English National Board for Nursing, Midwifery and Health Visiting, 1994. (ED 390
Oaks, S. "Talking with One's Self." Presented at the Conference on College
Composition and Communication, 1995. (ED 385 850)
Paterson, B. L. "Developing and Maintaining Reflection in Clinical Journals."
NURSE EDUCATION TODAY 15, no. 3 (June 1995): 211-220. (EJ 507 736)
Perham, A. J. "Collaborative Journals." Presented at the National Council of
Teachers of English conference, 1992. (ED 355 555)
Perl, S. "Composing Texts, Composing Lives." HARVARD EDUCATIONAL REVIEW 64,
no. 4 (Winter 1994): 427-449. (EJ 492 462)
Roe, M. F., and Stallman, A. C. "A Comparative Study of Dialogue and Response
Journals." Presented at the American Educational Research Association
conference, 1993. (ED 359 242)
Schatzberg-Smith, K. "Dialogue Journal Writing and the Initial College
Experience of Academically Underprepared Students." Presented at the American
Educational Research Association conference, 1989. (ED 308 737)
Schneider, P. THE WRITER AS AN ARTIST. Los Angeles: Lowell House, 1994.
Sommer, R. F. TEACHING WRITING TO ADULTS. San Francisco: Jossey-Bass, 1989.
Surbeck, E.; Han, E. P.; and Moyer, J. "Assessing Reflective Responses in
Journals." EDUCATIONAL LEADERSHIP 48 (March 1991): 25-27. (EJ 422 850)
Walden, P. "Journal Writing: A Tool for Women Developing as Knowers." NEW

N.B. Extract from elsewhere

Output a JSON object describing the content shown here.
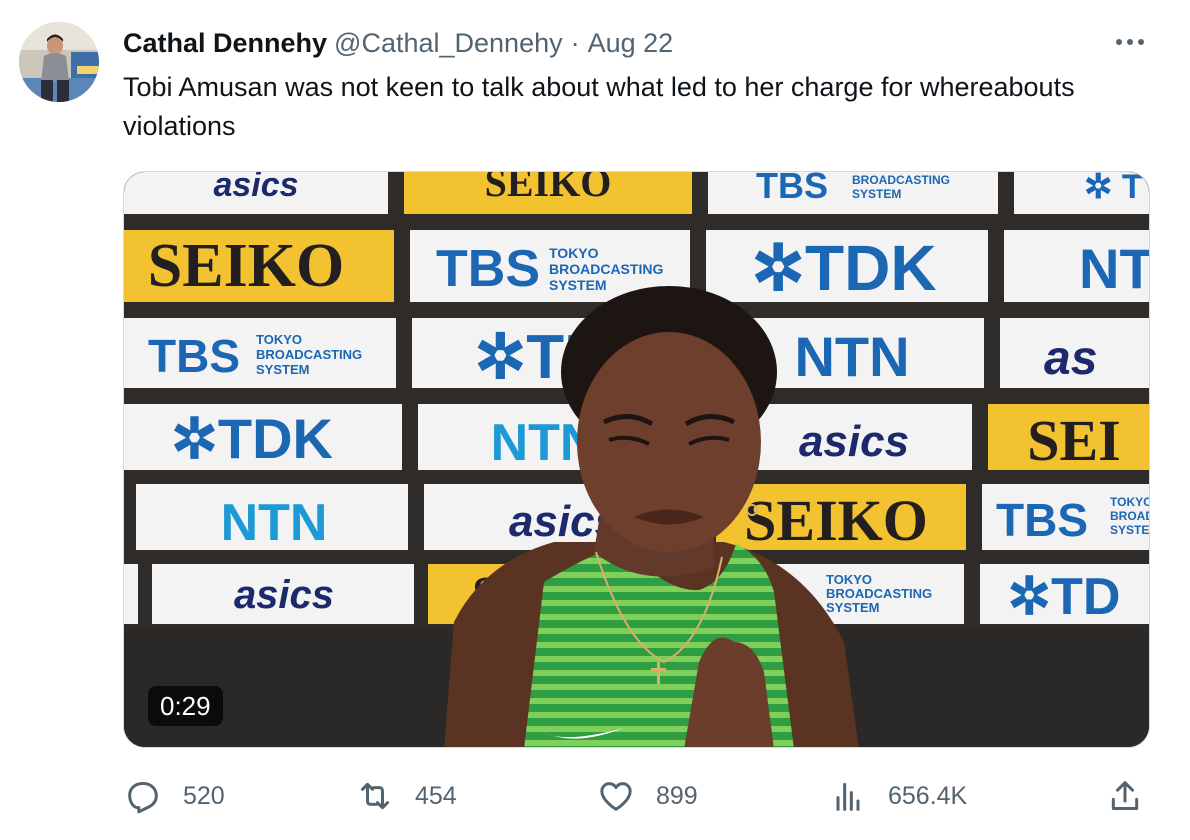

DIRECTIONS FOR ADULT AND CONTINUING EDUCATION no. 65 (Spring 1995): 13-20. (EJ